● What you are asked to do: Keep each entry exactly as written when you repeat it, and skip the images.

● Records supplied:

>>>>

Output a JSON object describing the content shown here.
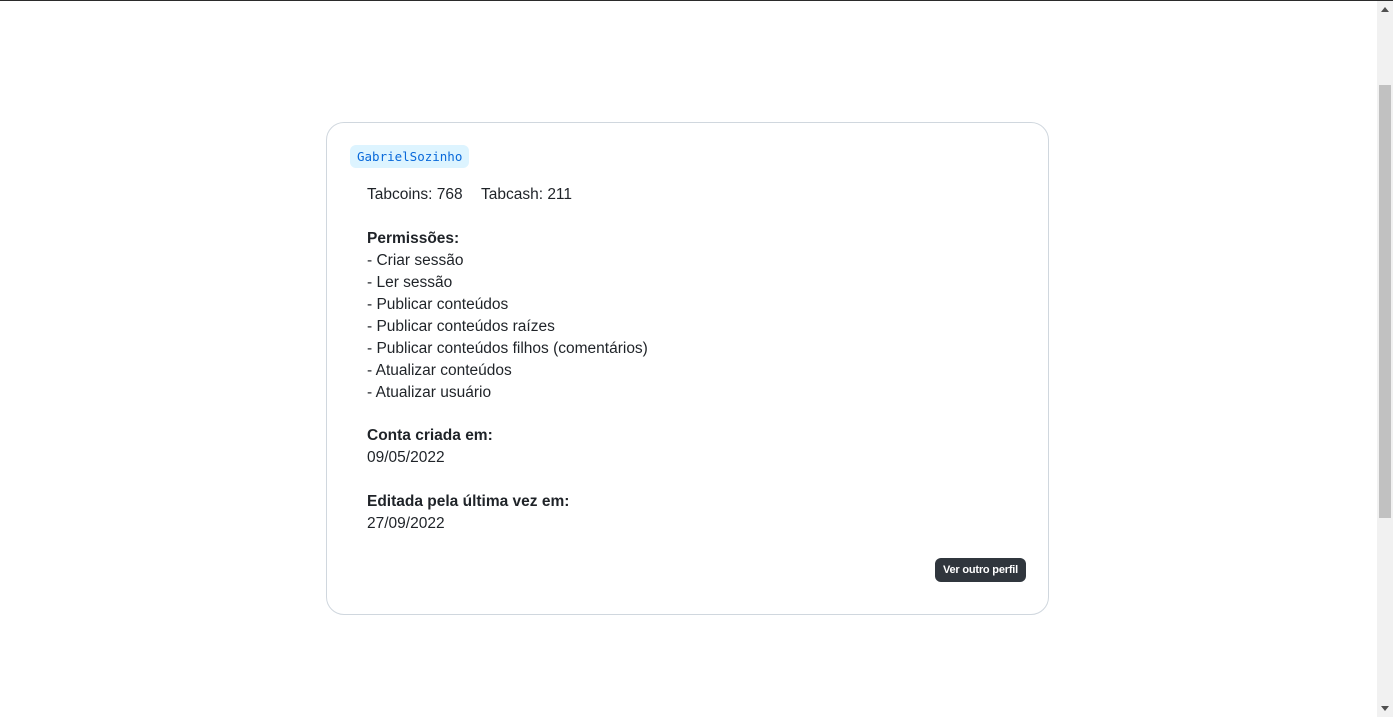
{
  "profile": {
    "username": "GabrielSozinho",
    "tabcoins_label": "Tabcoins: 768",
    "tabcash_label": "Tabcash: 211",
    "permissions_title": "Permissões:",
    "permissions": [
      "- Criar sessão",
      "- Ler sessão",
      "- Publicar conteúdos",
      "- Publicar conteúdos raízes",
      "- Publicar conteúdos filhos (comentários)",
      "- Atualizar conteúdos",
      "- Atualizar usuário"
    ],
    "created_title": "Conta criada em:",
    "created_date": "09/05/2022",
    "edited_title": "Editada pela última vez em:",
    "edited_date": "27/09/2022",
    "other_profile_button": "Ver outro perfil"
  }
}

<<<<

● Result for this task:
Output a JSON object describing the content shown here.
{
  "profile": {
    "username": "GabrielSozinho",
    "tabcoins_label": "Tabcoins: 768",
    "tabcash_label": "Tabcash: 211",
    "permissions_title": "Permissões:",
    "permissions": [
      "- Criar sessão",
      "- Ler sessão",
      "- Publicar conteúdos",
      "- Publicar conteúdos raízes",
      "- Publicar conteúdos filhos (comentários)",
      "- Atualizar conteúdos",
      "- Atualizar usuário"
    ],
    "created_title": "Conta criada em:",
    "created_date": "09/05/2022",
    "edited_title": "Editada pela última vez em:",
    "edited_date": "27/09/2022",
    "other_profile_button": "Ver outro perfil"
  }
}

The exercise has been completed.